- **Given records**
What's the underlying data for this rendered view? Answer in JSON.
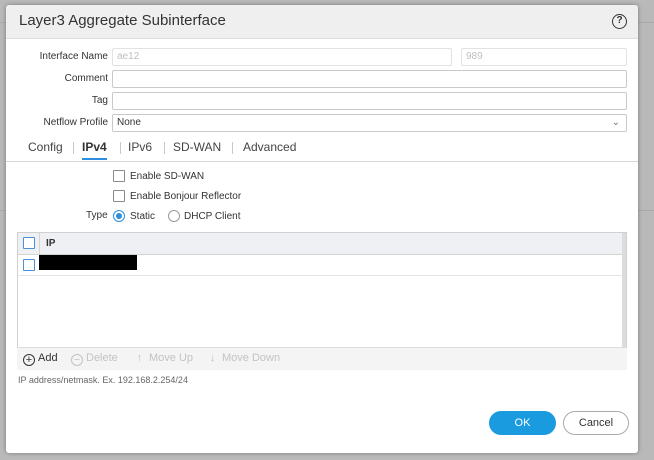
{
  "dialog": {
    "title": "Layer3 Aggregate Subinterface",
    "help_glyph": "?"
  },
  "form": {
    "interface_name": {
      "label": "Interface Name",
      "value": "ae12",
      "tag_value": "989"
    },
    "comment": {
      "label": "Comment",
      "value": ""
    },
    "tag": {
      "label": "Tag",
      "value": ""
    },
    "netflow_profile": {
      "label": "Netflow Profile",
      "value": "None"
    }
  },
  "tabs": [
    {
      "label": "Config",
      "active": false
    },
    {
      "label": "IPv4",
      "active": true
    },
    {
      "label": "IPv6",
      "active": false
    },
    {
      "label": "SD-WAN",
      "active": false
    },
    {
      "label": "Advanced",
      "active": false
    }
  ],
  "ipv4": {
    "enable_sdwan": {
      "label": "Enable SD-WAN",
      "checked": false
    },
    "enable_bonjour": {
      "label": "Enable Bonjour Reflector",
      "checked": false
    },
    "type": {
      "label": "Type",
      "options": [
        {
          "label": "Static",
          "selected": true
        },
        {
          "label": "DHCP Client",
          "selected": false
        }
      ]
    },
    "table": {
      "column_header": "IP",
      "rows": [
        {
          "value": ""
        }
      ]
    },
    "toolbar": {
      "add": "Add",
      "delete": "Delete",
      "move_up": "Move Up",
      "move_down": "Move Down"
    },
    "hint": "IP address/netmask. Ex. 192.168.2.254/24"
  },
  "footer": {
    "ok": "OK",
    "cancel": "Cancel"
  },
  "colors": {
    "accent": "#1a9be0",
    "active_tab_underline": "#2d8ee0"
  }
}
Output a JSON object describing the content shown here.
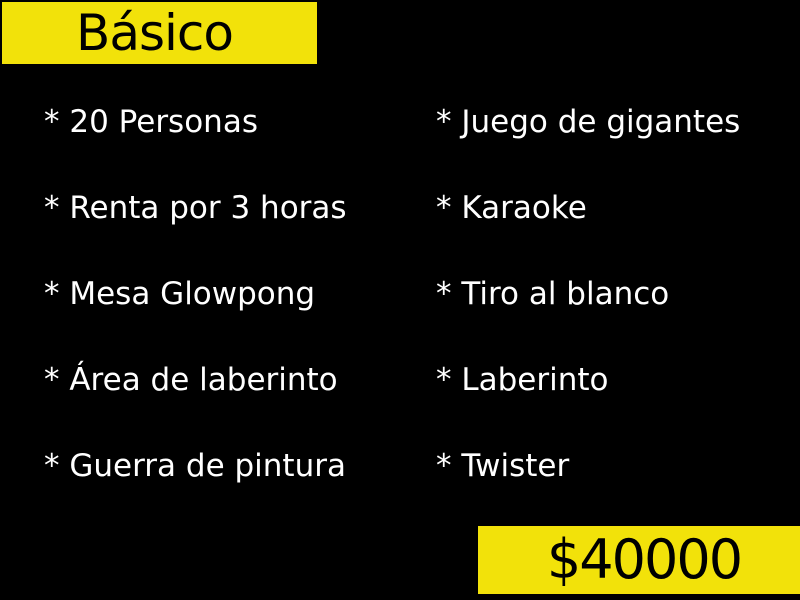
{
  "title": "Básico",
  "left_items": [
    "* 20 Personas",
    "* Renta por 3 horas",
    "* Mesa Glowpong",
    "* Área de laberinto",
    "* Guerra de pintura"
  ],
  "right_items": [
    "* Juego de gigantes",
    "* Karaoke",
    "* Tiro al blanco",
    "* Laberinto",
    "* Twister"
  ],
  "price": "$40000",
  "colors": {
    "background": "#000000",
    "accent": "#f2e20a",
    "text": "#ffffff"
  }
}
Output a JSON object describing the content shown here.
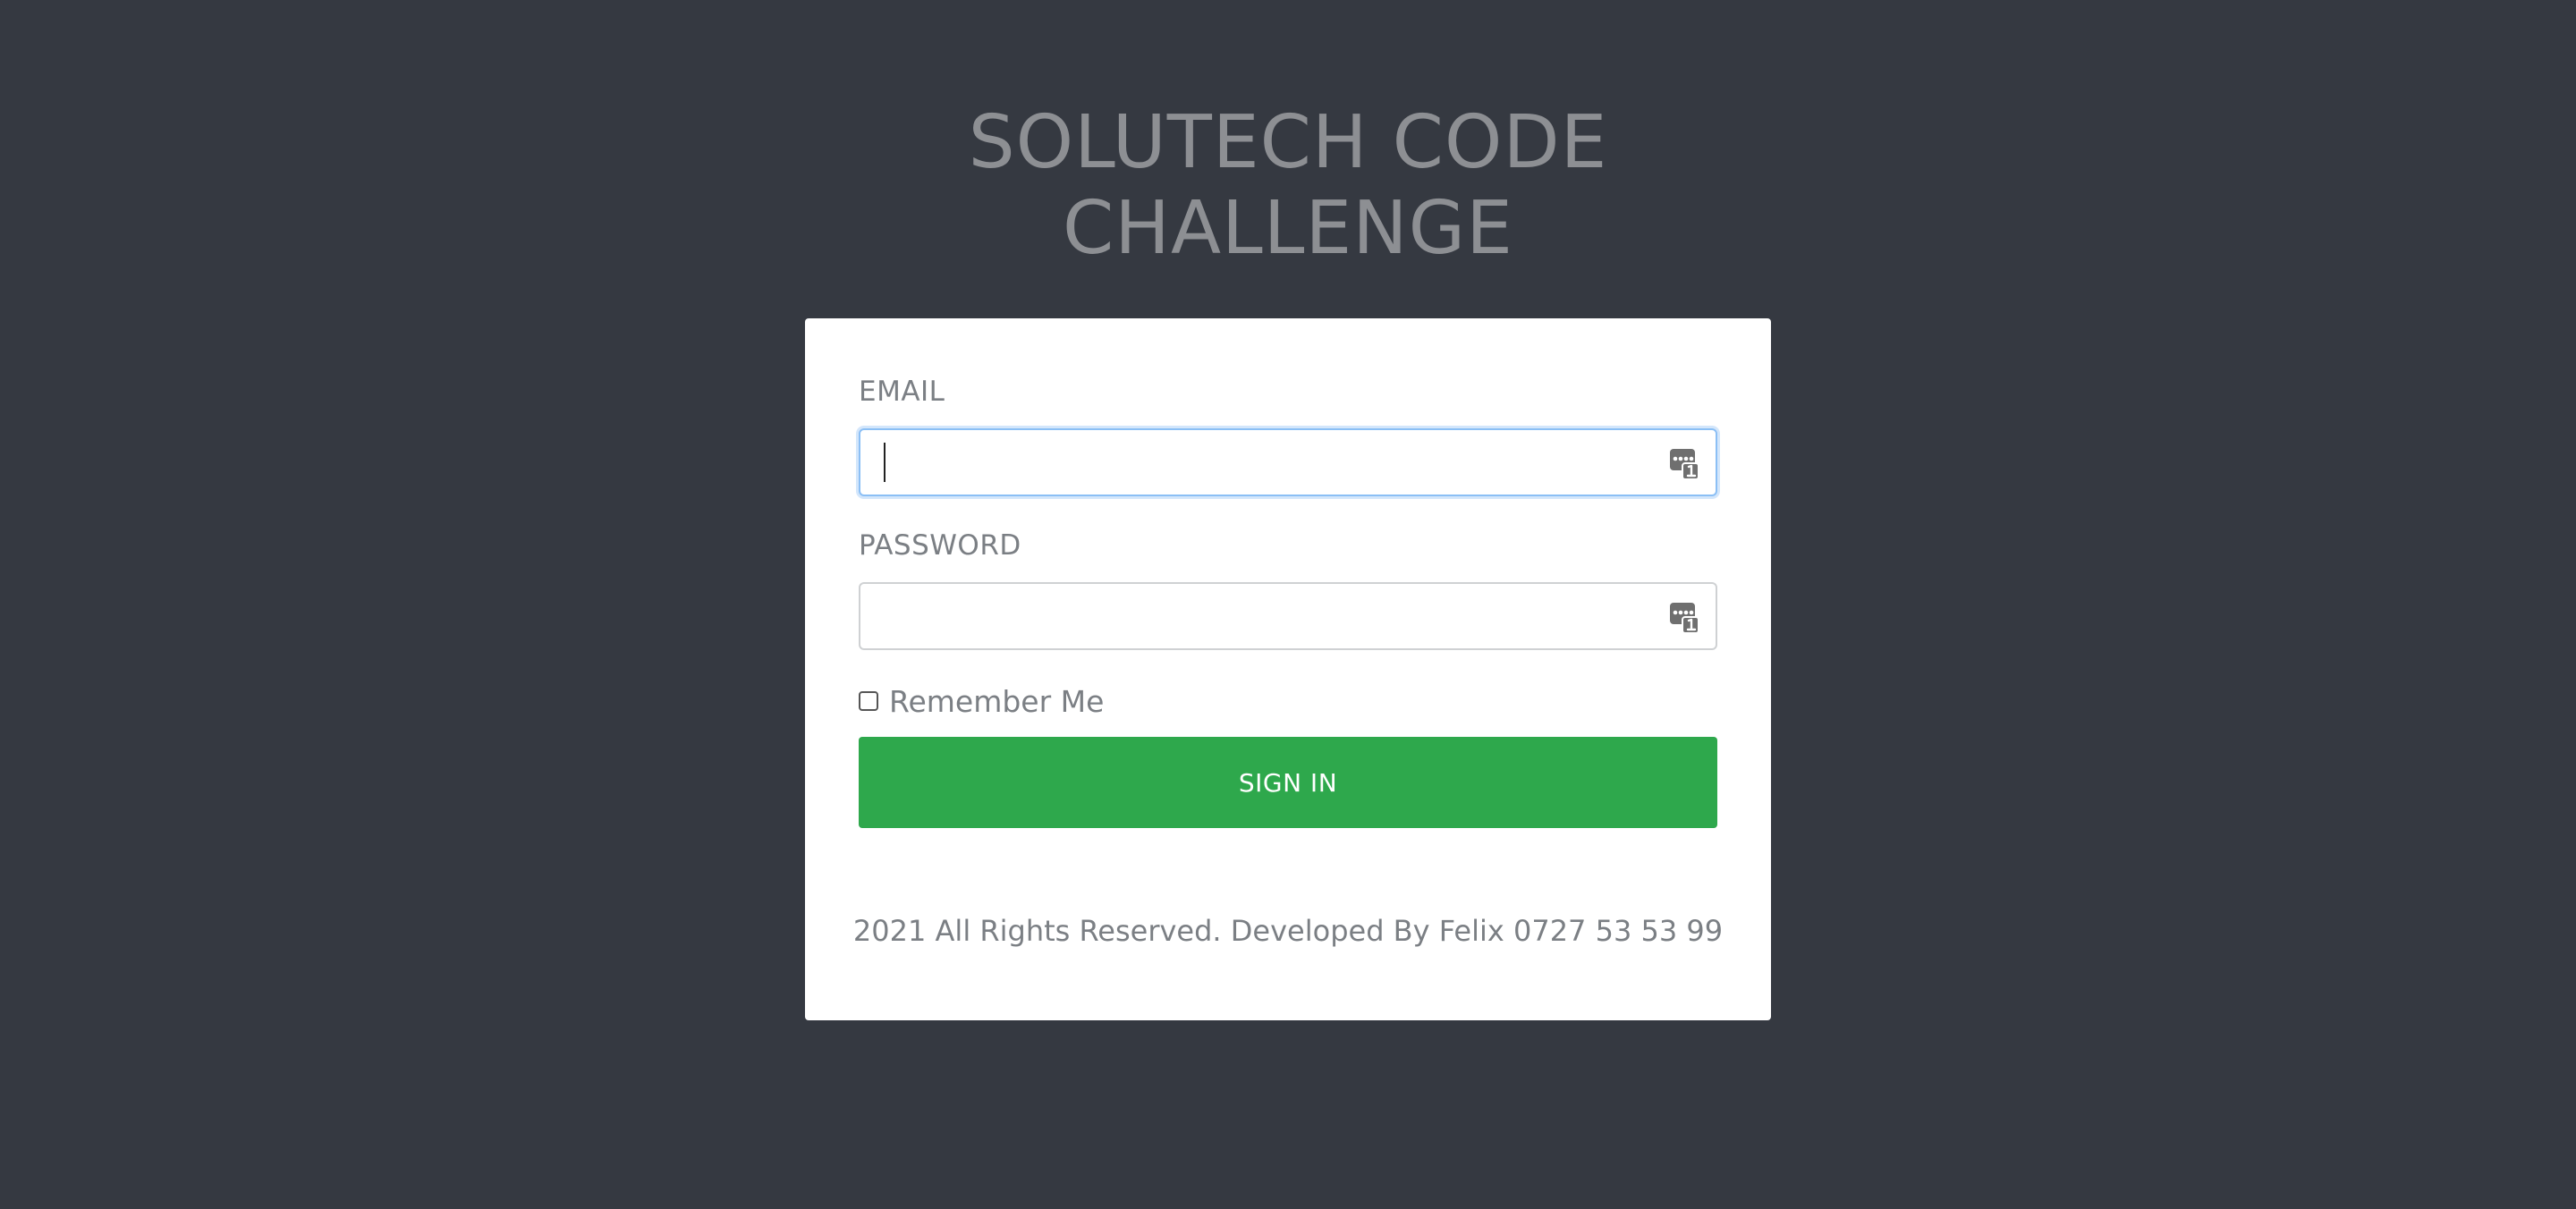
{
  "header": {
    "title_line1": "SOLUTECH CODE",
    "title_line2": "CHALLENGE"
  },
  "login_form": {
    "email_label": "EMAIL",
    "email_value": "",
    "password_label": "PASSWORD",
    "password_value": "",
    "remember_label": "Remember Me",
    "remember_checked": false,
    "submit_label": "SIGN IN",
    "autofill_icon": "password-manager-icon"
  },
  "footer": {
    "text": "2021 All Rights Reserved. Developed By Felix 0727 53 53 99"
  },
  "colors": {
    "background": "#353941",
    "card": "#ffffff",
    "primary_button": "#2ea84c",
    "focus_border": "#8bbff5",
    "muted_text": "#7b7f84"
  }
}
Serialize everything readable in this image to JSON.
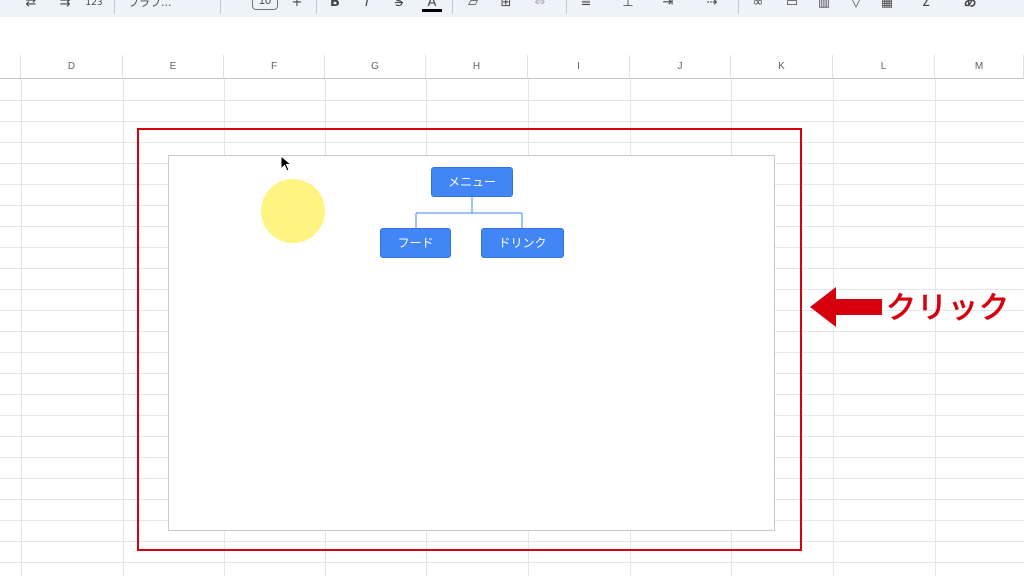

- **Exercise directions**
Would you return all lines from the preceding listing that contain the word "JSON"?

- **Task result**
What's the underlying data for this rendered view? Answer in JSON.
Output a JSON object describing the content shown here.
Output a JSON object describing the content shown here.
Serialize everything readable in this image to JSON.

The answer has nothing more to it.